Page and application data records
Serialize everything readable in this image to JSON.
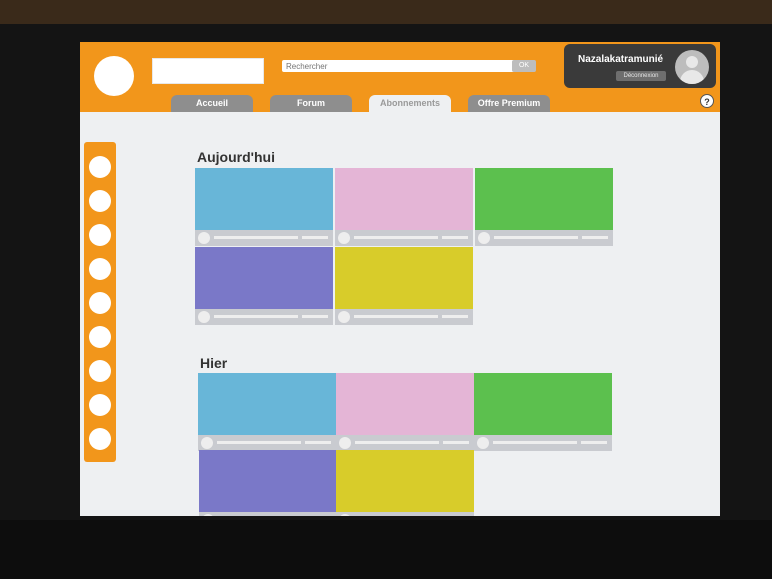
{
  "header": {
    "search_placeholder": "Rechercher",
    "search_button": "OK",
    "user_name": "Nazalakatramunié",
    "logout_label": "Déconnexion",
    "help_label": "?"
  },
  "tabs": [
    {
      "label": "Accueil"
    },
    {
      "label": "Forum"
    },
    {
      "label": "Abonnements"
    },
    {
      "label": "Offre Premium"
    }
  ],
  "sections": [
    {
      "title": "Aujourd'hui"
    },
    {
      "title": "Hier"
    }
  ],
  "colors": {
    "accent_orange": "#f2961b",
    "card_blue": "#68b6d8",
    "card_pink": "#e4b5d6",
    "card_green": "#5cc04e",
    "card_purple": "#7a78c8",
    "card_yellow": "#d8cc2a"
  }
}
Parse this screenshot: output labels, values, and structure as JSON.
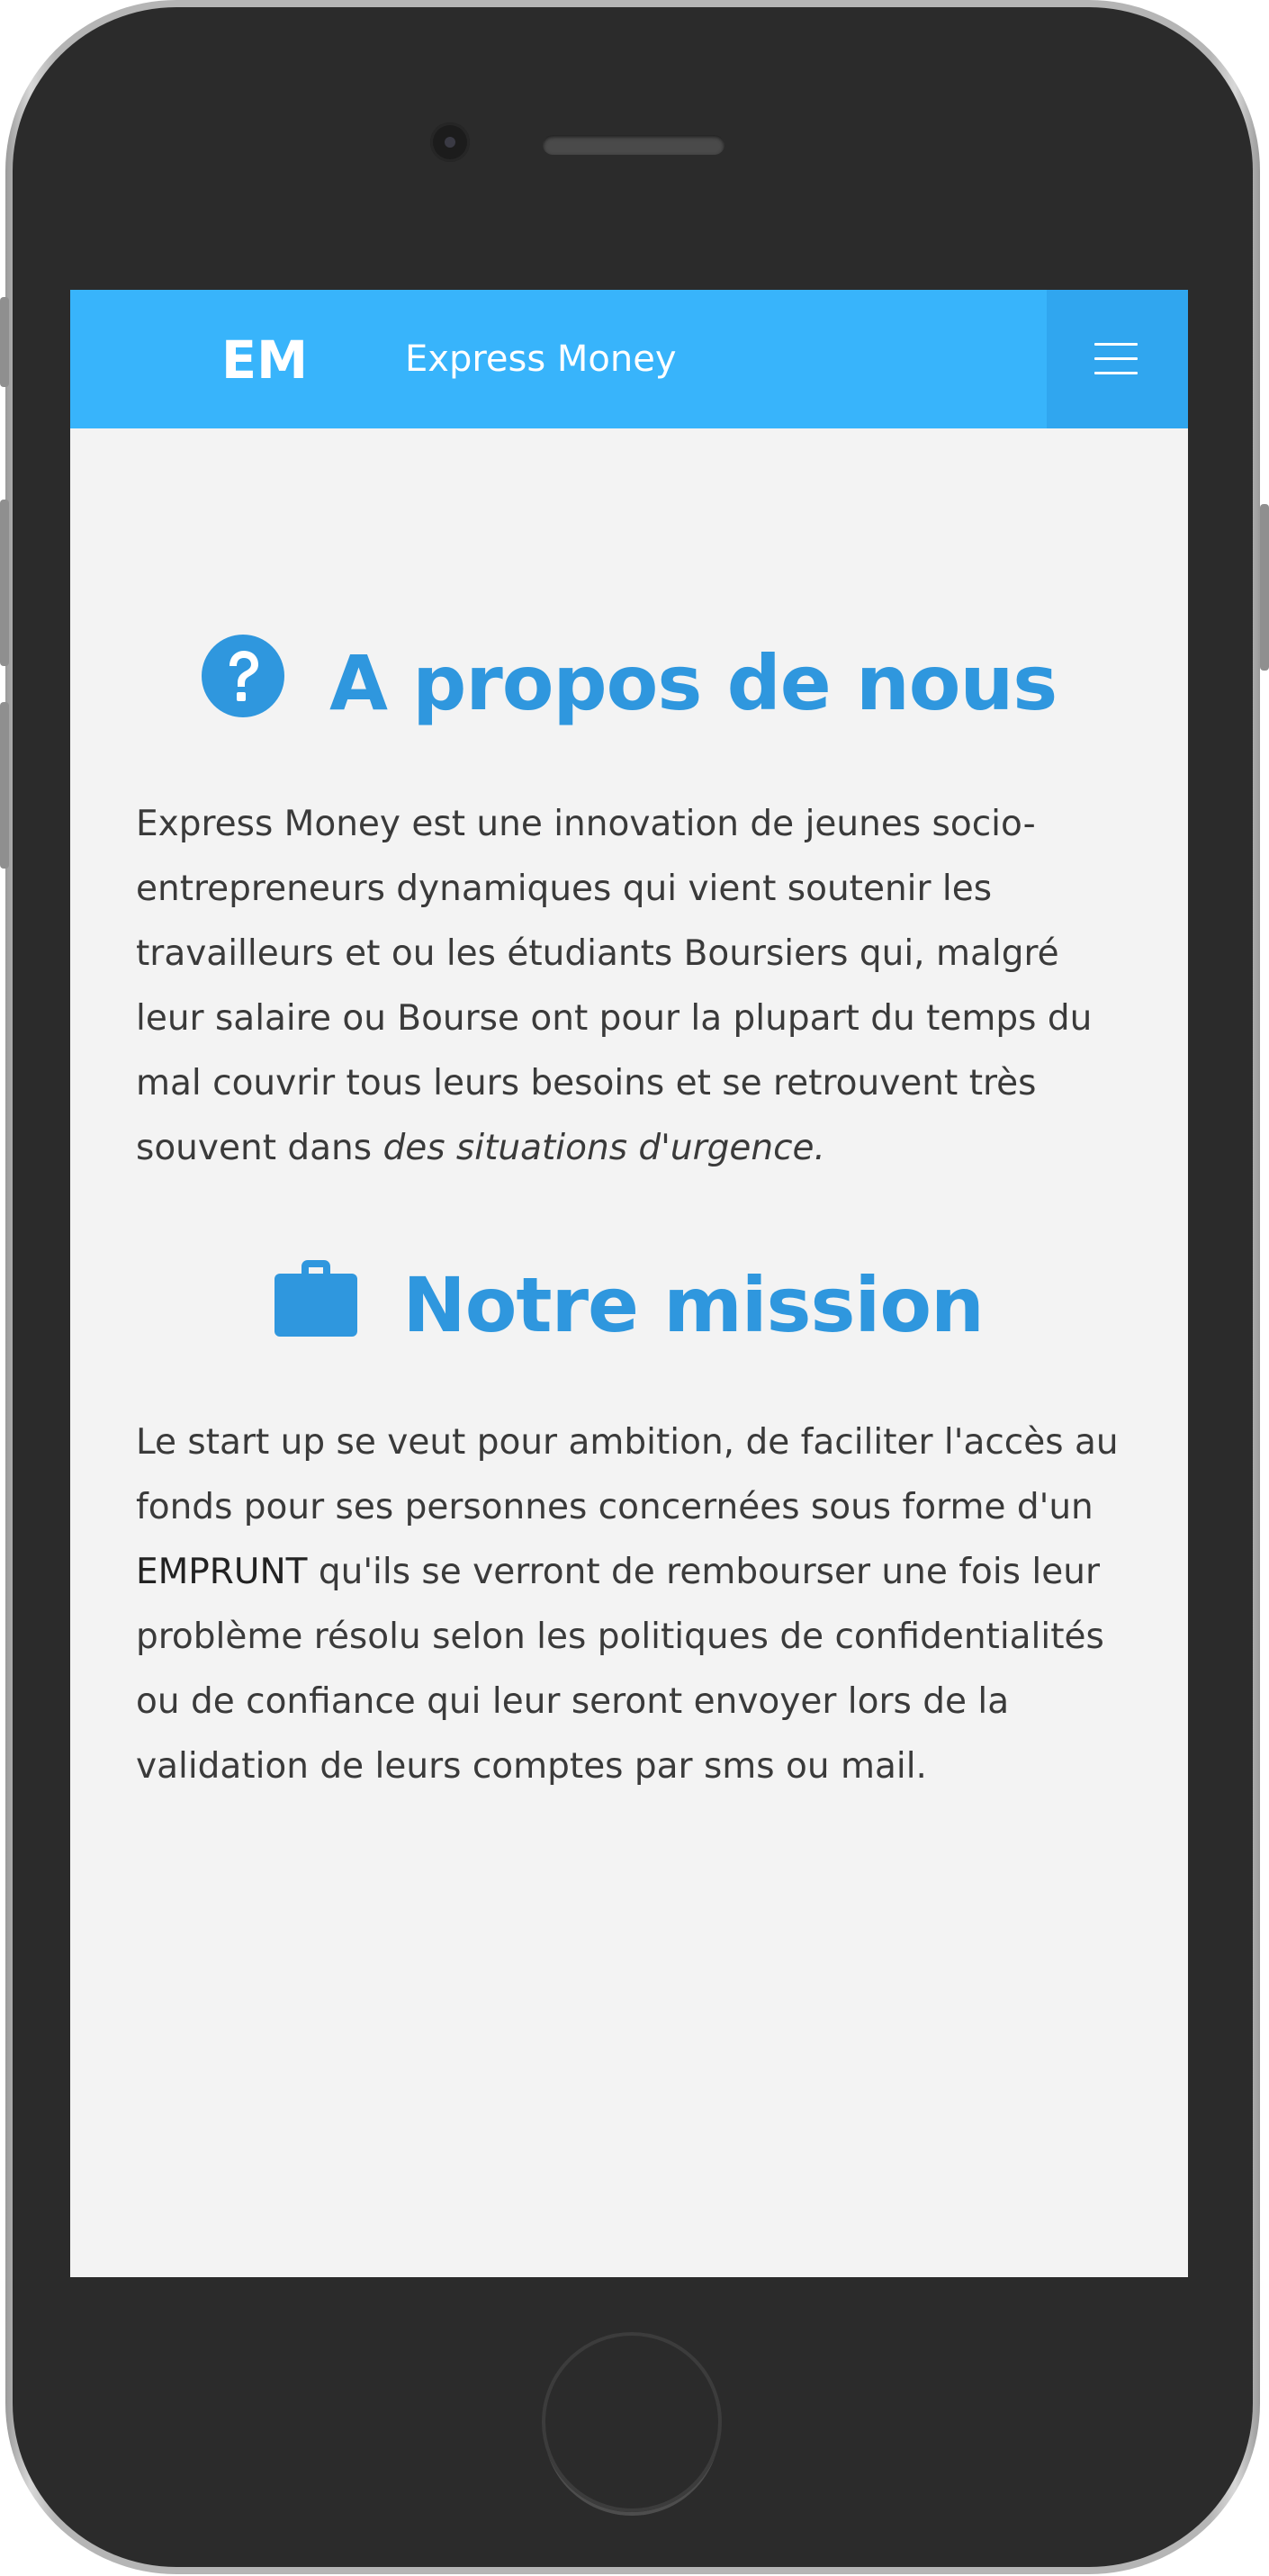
{
  "navbar": {
    "logo_text": "EM",
    "brand": "Express Money",
    "menu_icon": "hamburger-menu-icon",
    "background_color": "#38b4fb",
    "toggle_color": "#30a6ef"
  },
  "about": {
    "icon": "question-circle-icon",
    "title": "A propos de nous",
    "paragraph_main": "Express Money est une innovation de jeunes socio-entrepreneurs dynamiques qui vient soutenir les travailleurs et ou les étudiants Boursiers qui, malgré leur salaire ou Bourse ont pour la plupart du temps du mal couvrir tous leurs besoins et se retrouvent très souvent dans ",
    "paragraph_emphasis": "des situations d'urgence."
  },
  "mission": {
    "icon": "briefcase-icon",
    "title": "Notre mission",
    "paragraph_before": "Le start up se veut pour ambition, de faciliter l'accès au fonds pour ses personnes concernées sous forme d'un ",
    "paragraph_keyword": "EMPRUNT",
    "paragraph_after": " qu'ils se verront de rembourser une fois leur problème résolu selon les politiques de confidentialités ou de confiance qui leur seront envoyer lors de la validation de leurs comptes par sms ou mail."
  },
  "colors": {
    "heading": "#2f97de",
    "body_text": "#3a3a3a",
    "page_background": "#f3f3f3"
  }
}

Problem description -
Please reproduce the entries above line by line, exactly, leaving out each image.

Final answer -
Serialize everything readable in this image to JSON.
{
  "header": {
    "search_placeholder": "Rechercher",
    "search_button": "OK",
    "user_name": "Nazalakatramunié",
    "logout_label": "Déconnexion",
    "help_label": "?"
  },
  "tabs": [
    {
      "label": "Accueil"
    },
    {
      "label": "Forum"
    },
    {
      "label": "Abonnements"
    },
    {
      "label": "Offre Premium"
    }
  ],
  "sections": [
    {
      "title": "Aujourd'hui"
    },
    {
      "title": "Hier"
    }
  ],
  "colors": {
    "accent_orange": "#f2961b",
    "card_blue": "#68b6d8",
    "card_pink": "#e4b5d6",
    "card_green": "#5cc04e",
    "card_purple": "#7a78c8",
    "card_yellow": "#d8cc2a"
  }
}
Parse this screenshot: output labels, values, and structure as JSON.
{
  "navbar": {
    "logo_text": "EM",
    "brand": "Express Money",
    "menu_icon": "hamburger-menu-icon",
    "background_color": "#38b4fb",
    "toggle_color": "#30a6ef"
  },
  "about": {
    "icon": "question-circle-icon",
    "title": "A propos de nous",
    "paragraph_main": "Express Money est une innovation de jeunes socio-entrepreneurs dynamiques qui vient soutenir les travailleurs et ou les étudiants Boursiers qui, malgré leur salaire ou Bourse ont pour la plupart du temps du mal couvrir tous leurs besoins et se retrouvent très souvent dans ",
    "paragraph_emphasis": "des situations d'urgence."
  },
  "mission": {
    "icon": "briefcase-icon",
    "title": "Notre mission",
    "paragraph_before": "Le start up se veut pour ambition, de faciliter l'accès au fonds pour ses personnes concernées sous forme d'un ",
    "paragraph_keyword": "EMPRUNT",
    "paragraph_after": " qu'ils se verront de rembourser une fois leur problème résolu selon les politiques de confidentialités ou de confiance qui leur seront envoyer lors de la validation de leurs comptes par sms ou mail."
  },
  "colors": {
    "heading": "#2f97de",
    "body_text": "#3a3a3a",
    "page_background": "#f3f3f3"
  }
}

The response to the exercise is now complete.